    March 1, 2019 at 5:57 am

    It's not more power more consumption. When it idles (CPU does nothing) there's no consumption....

    It's:
    More tasks (Apps) -> more power consumption.
    More RAM -> more consumption (RAM needs to be refreshed, RAM can not be fully IDLE).
    Bigger screen -> more pixels to show, screen consumes more, but also CPU has more to process, and more to draw/copy.
    Faster connectivity -> symbols are bigger (data wrapped with protection bits) and overall more bits are transfered.
    Lousy connection (signal quality) -> lower the signal quality -> more power is used for communication, and higher error rate -> more times full resend is done.
    Outer world influences -> more resending...

    Battery killer is : Using device while charging (trickle charging), especially when using external power bank.

    • Mike Walsh
      March 8, 2019 at 9:03 pm

      My old Nokia Asha will give me 3 weeks on a single charge. All I use it for is calls & texts.

      Smartphones? You can KEEP 'em.

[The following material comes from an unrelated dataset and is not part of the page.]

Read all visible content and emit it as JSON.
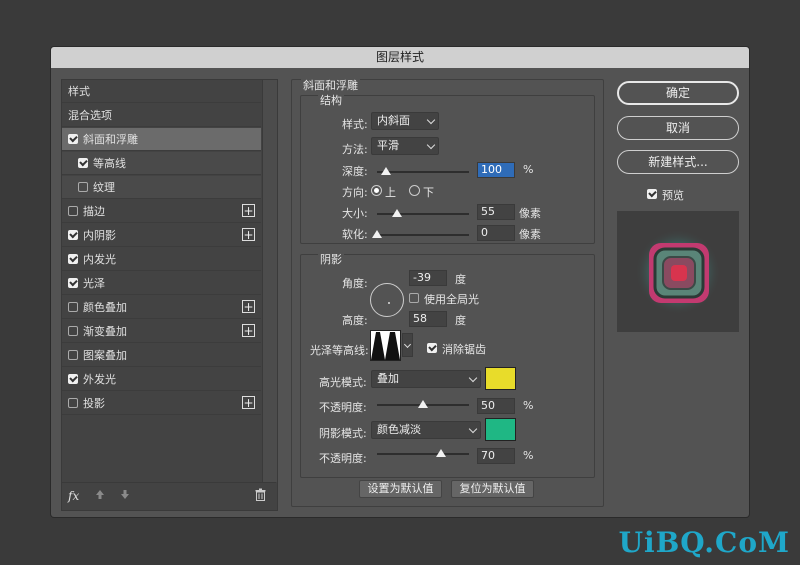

      If I want to do stuff on t'internet, it's a big clear screen for these 58-yr old eyes.....plus a proper keyboard. a proper mouse, and a supportive, comfortable chair.....